→ Entries shown
*****

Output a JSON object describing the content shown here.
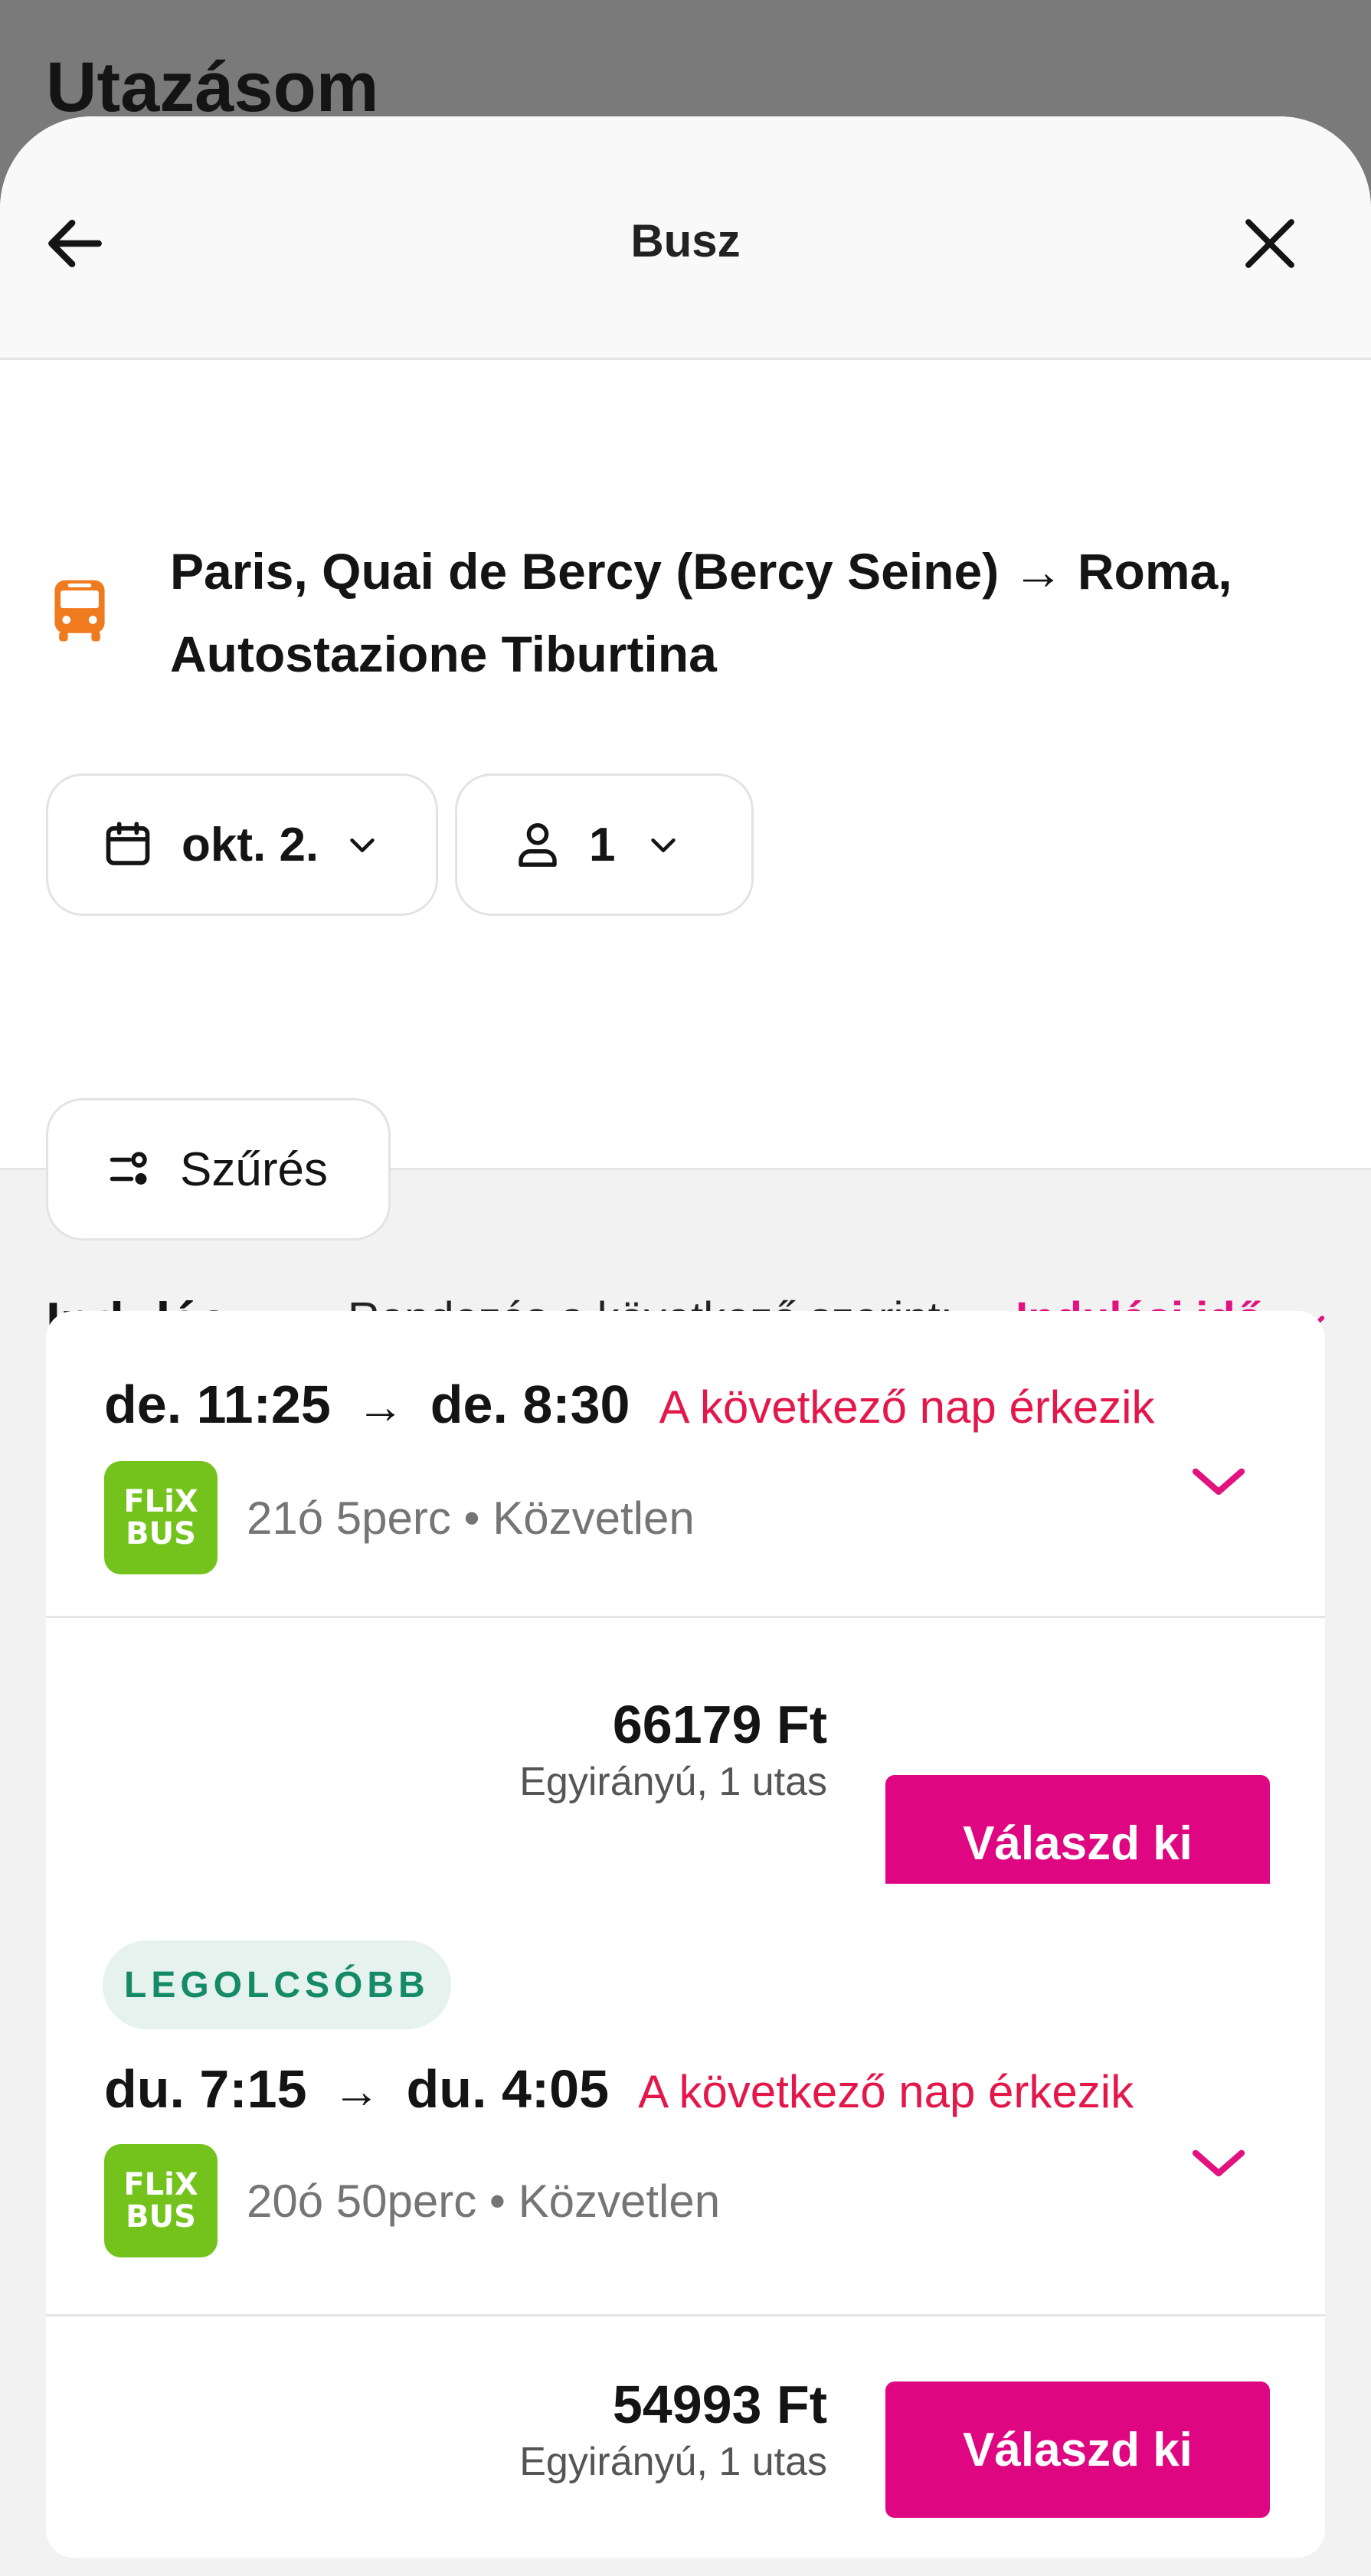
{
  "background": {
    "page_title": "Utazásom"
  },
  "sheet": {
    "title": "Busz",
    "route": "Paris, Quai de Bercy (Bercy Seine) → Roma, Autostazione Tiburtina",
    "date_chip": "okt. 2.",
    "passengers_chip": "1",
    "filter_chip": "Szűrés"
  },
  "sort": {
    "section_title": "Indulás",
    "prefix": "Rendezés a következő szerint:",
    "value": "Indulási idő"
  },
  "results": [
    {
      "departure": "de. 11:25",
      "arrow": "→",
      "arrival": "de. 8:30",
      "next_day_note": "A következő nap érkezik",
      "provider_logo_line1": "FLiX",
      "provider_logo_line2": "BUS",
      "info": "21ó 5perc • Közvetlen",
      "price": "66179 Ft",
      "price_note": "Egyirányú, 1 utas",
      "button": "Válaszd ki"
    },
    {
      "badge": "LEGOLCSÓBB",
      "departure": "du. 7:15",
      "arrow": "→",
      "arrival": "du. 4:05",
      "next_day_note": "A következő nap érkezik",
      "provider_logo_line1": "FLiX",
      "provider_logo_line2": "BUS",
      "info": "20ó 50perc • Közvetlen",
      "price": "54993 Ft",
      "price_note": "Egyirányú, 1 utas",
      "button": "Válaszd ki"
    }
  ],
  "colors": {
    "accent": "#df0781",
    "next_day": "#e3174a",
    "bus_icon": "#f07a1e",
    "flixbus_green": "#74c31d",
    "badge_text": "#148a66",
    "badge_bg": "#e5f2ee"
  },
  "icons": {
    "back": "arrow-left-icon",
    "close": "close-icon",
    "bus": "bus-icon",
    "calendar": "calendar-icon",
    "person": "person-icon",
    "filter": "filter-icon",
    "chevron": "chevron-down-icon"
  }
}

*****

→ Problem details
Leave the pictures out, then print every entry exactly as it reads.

→ Task response
Output a JSON object describing the content shown here.
{
  "background": {
    "page_title": "Utazásom"
  },
  "sheet": {
    "title": "Busz",
    "route": "Paris, Quai de Bercy (Bercy Seine) → Roma, Autostazione Tiburtina",
    "date_chip": "okt. 2.",
    "passengers_chip": "1",
    "filter_chip": "Szűrés"
  },
  "sort": {
    "section_title": "Indulás",
    "prefix": "Rendezés a következő szerint:",
    "value": "Indulási idő"
  },
  "results": [
    {
      "departure": "de. 11:25",
      "arrow": "→",
      "arrival": "de. 8:30",
      "next_day_note": "A következő nap érkezik",
      "provider_logo_line1": "FLiX",
      "provider_logo_line2": "BUS",
      "info": "21ó 5perc • Közvetlen",
      "price": "66179 Ft",
      "price_note": "Egyirányú, 1 utas",
      "button": "Válaszd ki"
    },
    {
      "badge": "LEGOLCSÓBB",
      "departure": "du. 7:15",
      "arrow": "→",
      "arrival": "du. 4:05",
      "next_day_note": "A következő nap érkezik",
      "provider_logo_line1": "FLiX",
      "provider_logo_line2": "BUS",
      "info": "20ó 50perc • Közvetlen",
      "price": "54993 Ft",
      "price_note": "Egyirányú, 1 utas",
      "button": "Válaszd ki"
    }
  ],
  "colors": {
    "accent": "#df0781",
    "next_day": "#e3174a",
    "bus_icon": "#f07a1e",
    "flixbus_green": "#74c31d",
    "badge_text": "#148a66",
    "badge_bg": "#e5f2ee"
  },
  "icons": {
    "back": "arrow-left-icon",
    "close": "close-icon",
    "bus": "bus-icon",
    "calendar": "calendar-icon",
    "person": "person-icon",
    "filter": "filter-icon",
    "chevron": "chevron-down-icon"
  }
}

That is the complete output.